Between land and sea lie the ecological guardians of the coast—salt marshes.
Their grassy and sinuous channels fill and drain with saltwater as the tides ebb and flow, providing food, shelter, and nursery grounds for birds, fish, and other wildlife, ranging from dolphins and otters to snails and turtles.
Healthy salt marshes cleanse the water by filtering runoff, and help other ecosystems, including oyster reefs and seagrass beds, thrive. And conserving salt marsh helps people, too. Marshes can reduce erosion, stabilize shorelines, protect against storm surge, and support species that are crucial to recreational and commercial fishing, hunting, birding, and other activities.
Here are 11 things to know about salt marshes, and why they should be protected:
- The U.S. has approximately 3.8 million acres of salt marshes. Three-quarters of them are in the Southeast, including a vast interconnected 1 million-acre stretch from North Carolina to Florida.
- Salt marshes, and the estuaries that support them, provide shelter, food, and nursery grounds for more than 75% of commercial and recreational fish species in the country, including white shrimp, blue crab, redfish, and flounder.
- The National Oceanic and Atmospheric Administration (NOAA) estimates that the U.S. loses 80,000 acres of coastal wetlands, including salt marshes, each year, mostly due to development and sea-level rise, which can drown the marshes in places where there isn’t adequate undeveloped adjacent land to allow them to migrate.
- On average, salt marshes provide $695,000 of value per square mile during storms by reducing the impacts of surge and flooding, according to a University of California, San Diego study.

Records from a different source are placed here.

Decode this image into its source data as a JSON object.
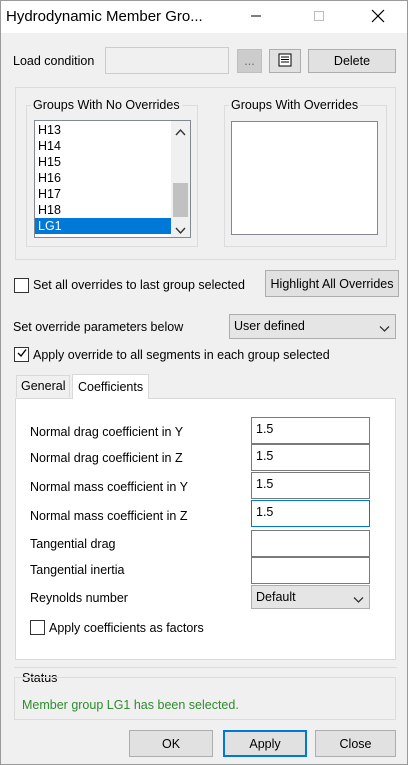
{
  "window": {
    "title": "Hydrodynamic Member Gro...",
    "minimize_icon": "minimize-icon",
    "maximize_icon": "maximize-icon",
    "close_icon": "close-icon"
  },
  "load_condition": {
    "label": "Load condition",
    "value": "",
    "browse_label": "...",
    "list_icon": "list-icon",
    "delete_label": "Delete"
  },
  "groups_no_overrides": {
    "title": "Groups With No Overrides",
    "items": [
      "H13",
      "H14",
      "H15",
      "H16",
      "H17",
      "H18",
      "LG1"
    ],
    "selected": "LG1"
  },
  "groups_with_overrides": {
    "title": "Groups With Overrides",
    "items": []
  },
  "set_all_overrides": {
    "label": "Set all overrides to last group selected",
    "checked": false
  },
  "highlight_button": "Highlight All Overrides",
  "override_params": {
    "label": "Set override parameters below",
    "value": "User defined"
  },
  "apply_all_segments": {
    "label": "Apply override to all segments in each group selected",
    "checked": true
  },
  "tabs": {
    "general": "General",
    "coefficients": "Coefficients",
    "active": "Coefficients"
  },
  "coefficients": {
    "normal_drag_y": {
      "label": "Normal drag coefficient in Y",
      "value": "1.5"
    },
    "normal_drag_z": {
      "label": "Normal drag coefficient in Z",
      "value": "1.5"
    },
    "normal_mass_y": {
      "label": "Normal mass coefficient in Y",
      "value": "1.5"
    },
    "normal_mass_z": {
      "label": "Normal mass coefficient in Z",
      "value": "1.5"
    },
    "tangential_drag": {
      "label": "Tangential drag",
      "value": ""
    },
    "tangential_inertia": {
      "label": "Tangential inertia",
      "value": ""
    },
    "reynolds": {
      "label": "Reynolds number",
      "value": "Default"
    },
    "apply_factors": {
      "label": "Apply coefficients as factors",
      "checked": false
    }
  },
  "status": {
    "title": "Status",
    "message": "Member group LG1 has been selected.",
    "color": "#2e8b2e"
  },
  "footer": {
    "ok": "OK",
    "apply": "Apply",
    "close": "Close"
  }
}
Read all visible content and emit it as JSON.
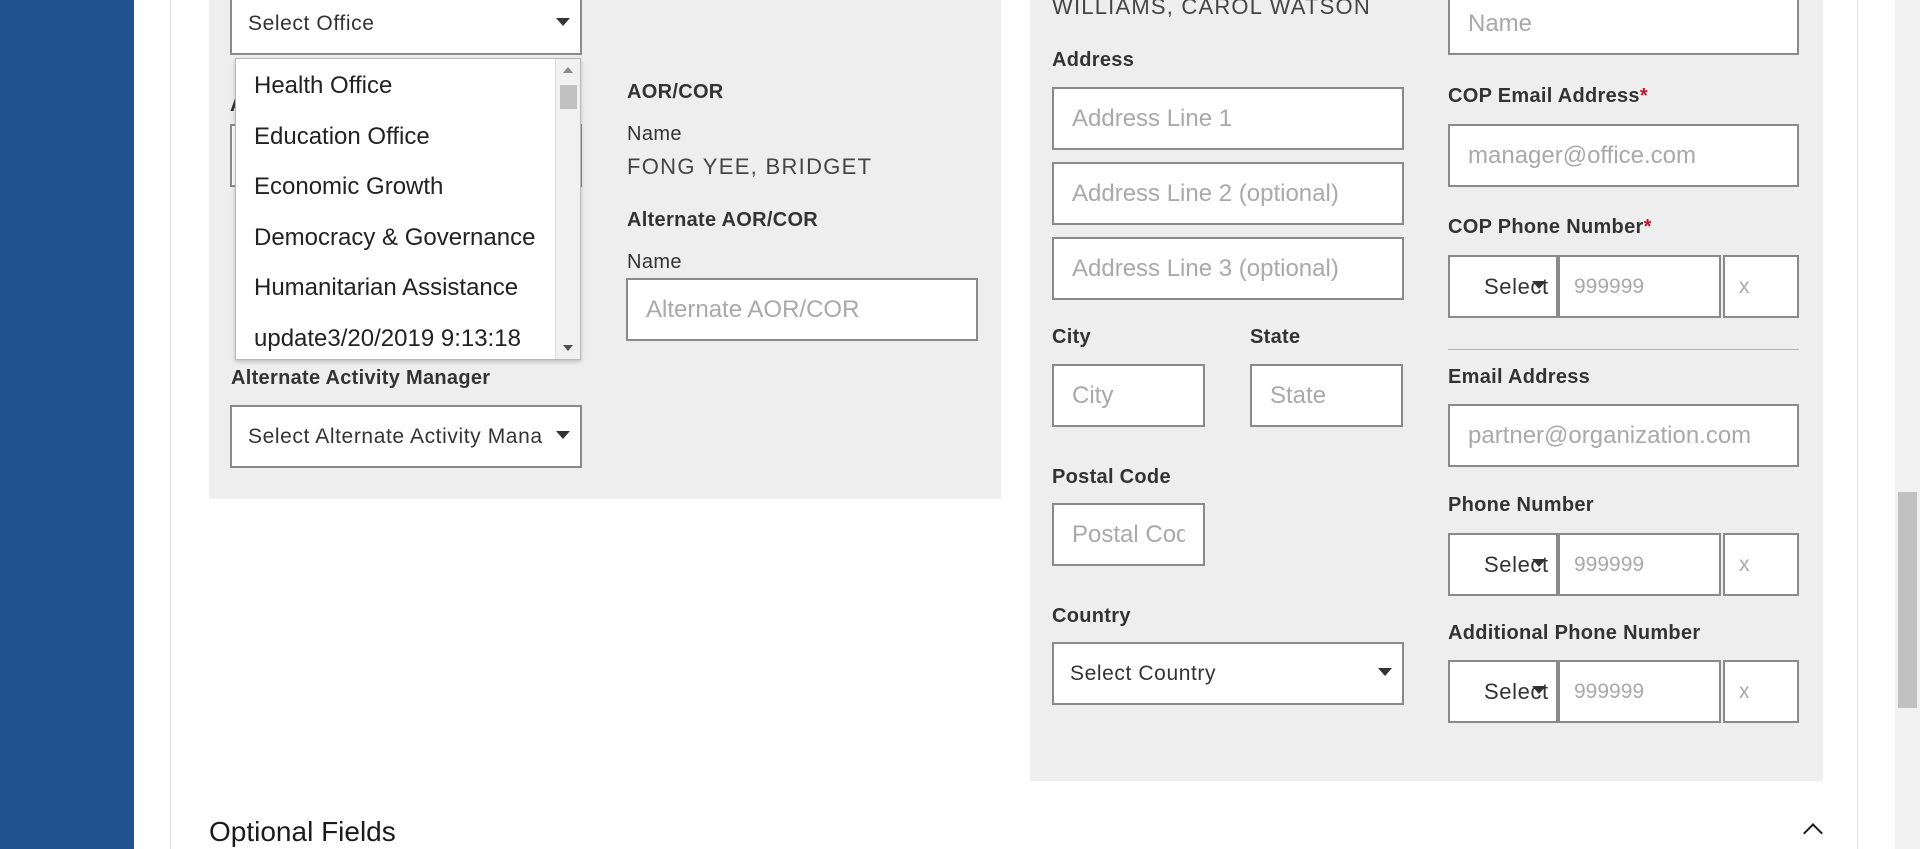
{
  "colors": {
    "rail": "#21518f",
    "panel": "#eeeeee",
    "required": "#c4122f",
    "border": "#8a8a8a"
  },
  "left": {
    "office_select": "Select Office",
    "office_options": [
      "Health Office",
      "Education Office",
      "Economic Growth",
      "Democracy & Governance",
      "Humanitarian Assistance",
      "update3/20/2019 9:13:18"
    ],
    "alt_activity_manager_label": "Alternate Activity Manager",
    "alt_activity_manager_select": "Select Alternate Activity Mana",
    "aor_cor_label": "AOR/COR",
    "aor_cor_name_label": "Name",
    "aor_cor_name_value": "FONG YEE, BRIDGET",
    "alt_aor_cor_label": "Alternate AOR/COR",
    "alt_aor_cor_name_label": "Name",
    "alt_aor_cor_placeholder": "Alternate AOR/COR"
  },
  "address": {
    "top_name_value": "WILLIAMS, CAROL WATSON",
    "label": "Address",
    "line1_placeholder": "Address Line 1",
    "line2_placeholder": "Address Line 2 (optional)",
    "line3_placeholder": "Address Line 3 (optional)",
    "city_label": "City",
    "city_placeholder": "City",
    "state_label": "State",
    "state_placeholder": "State",
    "postal_label": "Postal Code",
    "postal_placeholder": "Postal Code",
    "country_label": "Country",
    "country_select": "Select Country"
  },
  "contact": {
    "name_placeholder": "Name",
    "cop_email_label": "COP Email Address",
    "cop_email_placeholder": "manager@office.com",
    "cop_phone_label": "COP Phone Number",
    "required_mark": "*",
    "country_code_select": "Select",
    "phone_placeholder": "999999",
    "ext_placeholder": "x",
    "email_label": "Email Address",
    "email_placeholder": "partner@organization.com",
    "phone_label": "Phone Number",
    "additional_phone_label": "Additional Phone Number"
  },
  "optional_fields_title": "Optional Fields"
}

- During storms, salt marshes absorb flood waters and wave energy, decreasing property damage in adjacent communities by up to 20%, according to NOAA.
- One acre of salt marsh can absorb up to 1.5 million gallons of floodwater, which is equivalent to more than 2.25 Olympic-size swimming pools.
- By filtering runoff and excess nutrients, salt marshes help maintain water quality in coastal bays, sounds, and estuaries.
- Salt marshes provide important habitat for a variety of birds, including popular waterfowl and imperiled species such as the Eastern black rail, wood stork, and saltmarsh sparrow.
- Salt marshes get their salt from the seawater that comes in with the tides. They are marshy because their ground is composed of fine, muddy sediment and decomposing plant matter known as peat.
- Salt marshes and coastal wetlands sequester and store carbon at a rate 10 times that of mature tropical forests, helping to moderate the effects of climate change.
- Also known as tidal wetlands, salt marshes are one part of a complex coastal ecosystem with interdependent habitats. For example, by filtering pollutants, marshes help oyster reefs and seagrass beds, which need clean water to survive. But as salt marshes degrade, the health of adjacent coastal habitats and marine life suffers.
Conserving salt marshes is important to maintaining shorelines, protecting communities, keeping marine ecosystems healthy, and helping coastal economies thrive. Communities can and should work together to develop plans that restore, protect, and allow these vital habitats to adapt to changing environmental conditions.
Holly Binns directs The Pew Charitable Trusts’ efforts to protect ocean life in the Gulf of Mexico and the U.S. Caribbean. Joseph Gordon directs the work along the U.S. East Coast.